- Nice Job Breaking It, Hero: While there wasn't a lot he could do about it, the Borg's experience with the Doctor leads to them determining to master time travel, likely leading to the events of Star Trek: First Contact.
- No Sell: Borg Assimilation doesn't work on Cybermen. Conversely Cyber conversion seems to work fine on the Borg.
- This could be an example of Fridge Brilliance - Borg assimilation involves injecting nanobots into the victim, who start "Borgifying" them from the inside out. Cybermen contain little-to-no remaining organic tissue, and so cannot be "Borgified".
- Oh, Crap
- The Doctor and Picard have a simultaneous moment of this when they spot the Cybermen/Borg ships in orbit over Delta IV.
- The Doctor has another moment when he is spotted by Locutus at the end of issue 6.
- Orcus on His Throne: The Cyber-Controller.
- Ripple-Effect-Proof Memory: The Doctor demonstrates this ability in the second issue, but with a variation: he states he actually feels his memories changing, and says he didn't know what a Klingon was until he laid eyes on Lt. Worf. Later on, he notes that if his memories are changing, then they're in even worse trouble than he initially thought. Because of all this, Picard takes him to meet another time-sensitive alien with Ripple-Effect-Proof Memory: Guinan. See also Sequel Hook.
- Save the Villain: In order to defeat the Cybermen, the Borg collective must be restored.
- Sequel Hook: The Borg remember everything that happened, and plan to master Time Travel. This works great whether there's a sequel or not — if there isn't, then this story helps to set up the events of Star Trek: First Contact.

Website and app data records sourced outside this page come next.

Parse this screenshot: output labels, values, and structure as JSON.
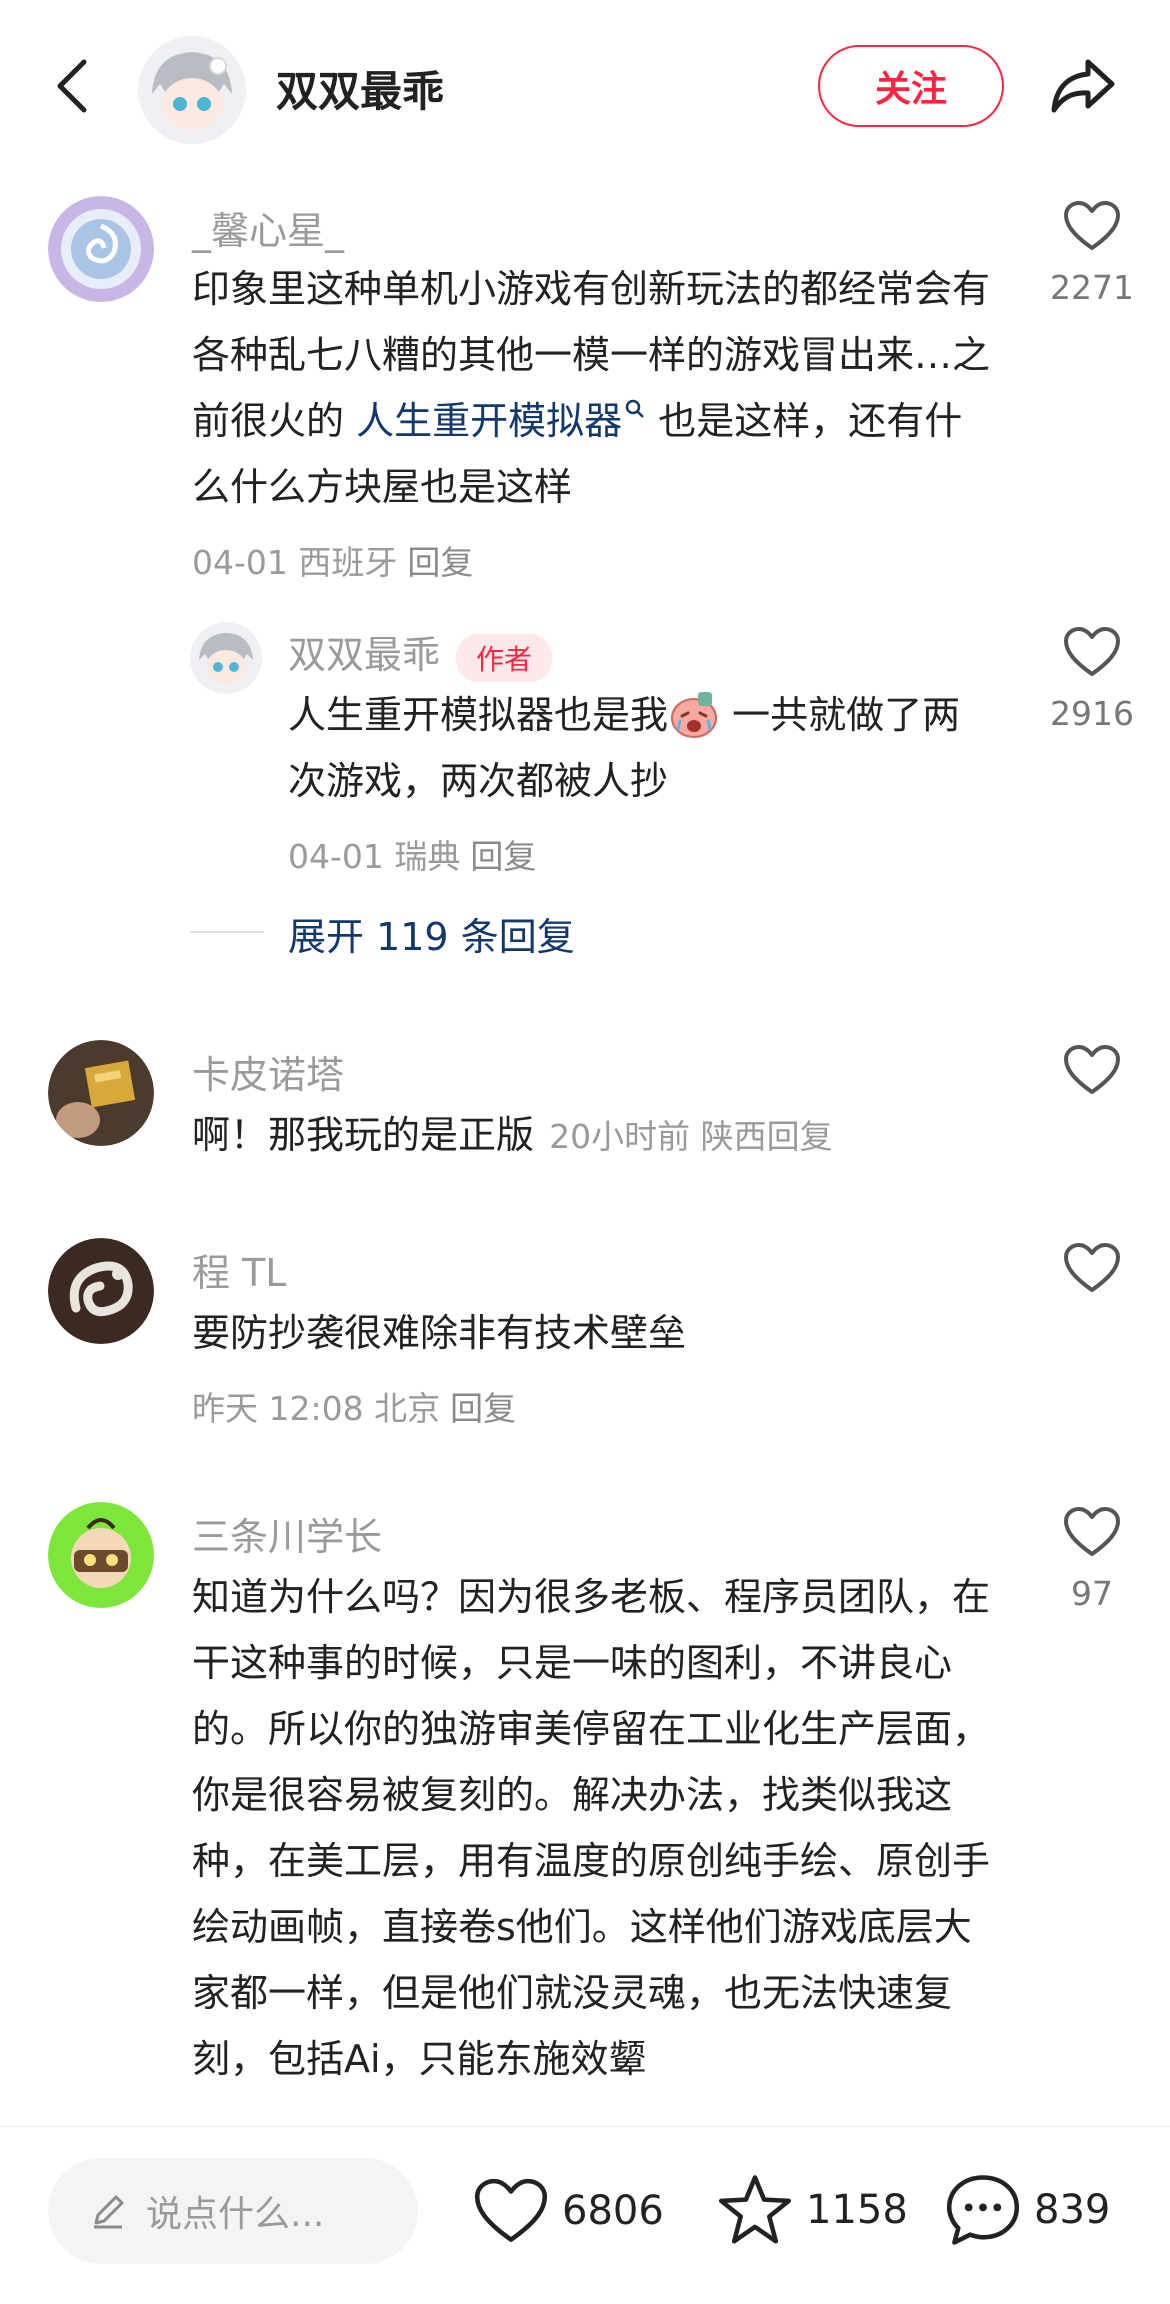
{
  "header": {
    "author_name": "双双最乖",
    "follow_label": "关注"
  },
  "comments": [
    {
      "username": "_馨心星_",
      "text_before_link": "印象里这种单机小游戏有创新玩法的都经常会有各种乱七八糟的其他一模一样的游戏冒出来…之前很火的 ",
      "link_text": "人生重开模拟器",
      "text_after_link": " 也是这样，还有什么什么方块屋也是这样",
      "meta": "04-01 西班牙",
      "reply_label": "回复",
      "likes": "2271",
      "reply": {
        "username": "双双最乖",
        "author_tag": "作者",
        "text_before_emoji": "人生重开模拟器也是我",
        "text_after_emoji": " 一共就做了两次游戏，两次都被人抄",
        "meta": "04-01 瑞典",
        "reply_label": "回复",
        "likes": "2916"
      },
      "expand_label": "展开 119 条回复"
    },
    {
      "username": "卡皮诺塔",
      "text": "啊！那我玩的是正版",
      "meta": "20小时前 陕西",
      "reply_label": "回复"
    },
    {
      "username": "程 TL",
      "text": "要防抄袭很难除非有技术壁垒",
      "meta": "昨天 12:08 北京",
      "reply_label": "回复"
    },
    {
      "username": "三条川学长",
      "text": "知道为什么吗？因为很多老板、程序员团队，在干这种事的时候，只是一味的图利，不讲良心的。所以你的独游审美停留在工业化生产层面，你是很容易被复刻的。解决办法，找类似我这种，在美工层，用有温度的原创纯手绘、原创手绘动画帧，直接卷s他们。这样他们游戏底层大家都一样，但是他们就没灵魂，也无法快速复刻，包括Ai，只能东施效颦",
      "likes": "97"
    }
  ],
  "bottom_bar": {
    "input_placeholder": "说点什么...",
    "likes": "6806",
    "favorites": "1158",
    "comments": "839"
  },
  "colors": {
    "accent": "#ff2442",
    "link": "#13386c",
    "muted": "#9a9a9a"
  }
}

- Shout-Out: Bordering on Ascended Fanon: the Fourth Doctor meeting Captain Kirk and the crew of the Enterprise is similar in many ways to a popular crossover fanfiction, The Doctor and the Enterprise, wherein the same scenario occurs.

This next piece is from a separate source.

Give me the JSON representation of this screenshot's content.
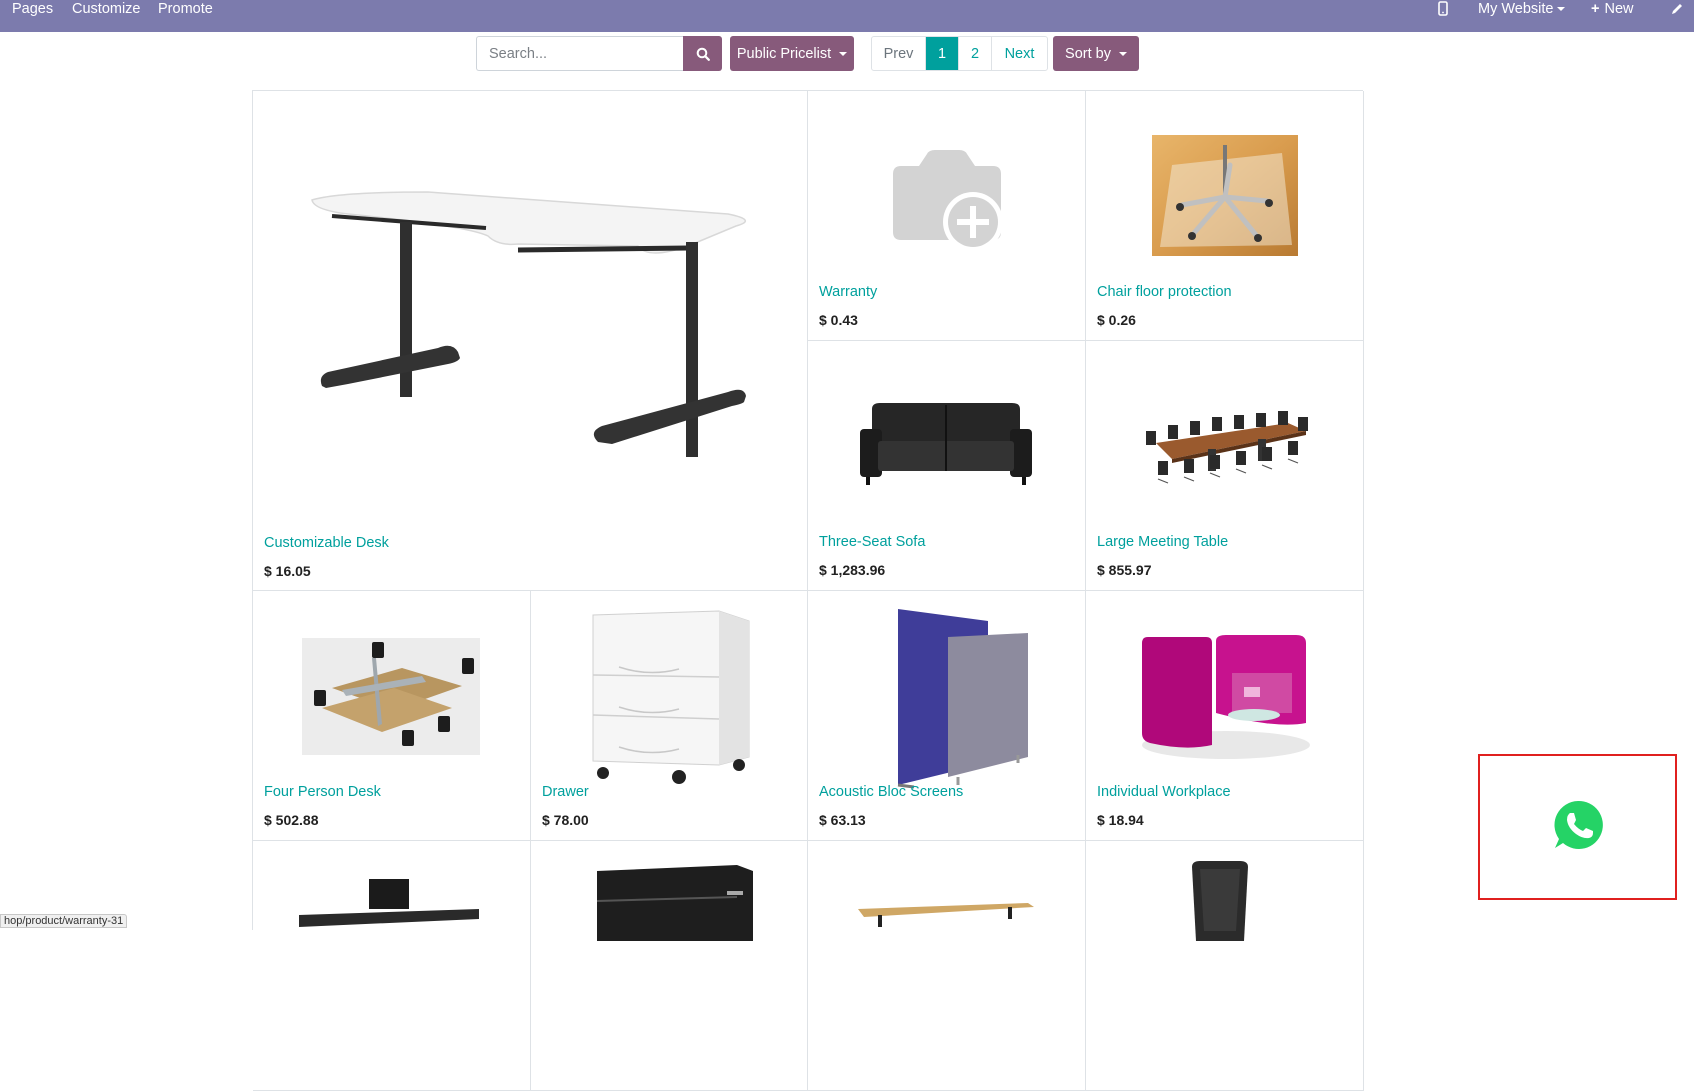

- Single-Biome Planet: Naia VII seems to be an ocean world.
- Teleporters and Transporters: The Doctor is amazed at the teleporters. (Probably unlike the Transmats, they can teleport more than three people at the same time.)
- Wacky Wayside Tribe: Issue 1 starts out with the Borg/Cybermen invasion of Delta IV, followed by the Doctor, Amy, and Rory capturing a fugitive alien in ancient Egypt before landing on the Enterprise's holodeck during a Dixon Hill program.
- What Have I Become?: Inverted. Data explains at the beginning of issue two to Geordi that this is the reason he doesn't upgrade his hardware, as he would wonder, over time, how much of him was left in a reinvented self.
- What the Hell, Hero?: Riker has this reaction to The Doctor after he encounters an old friend of his who was assimilated by The Borg.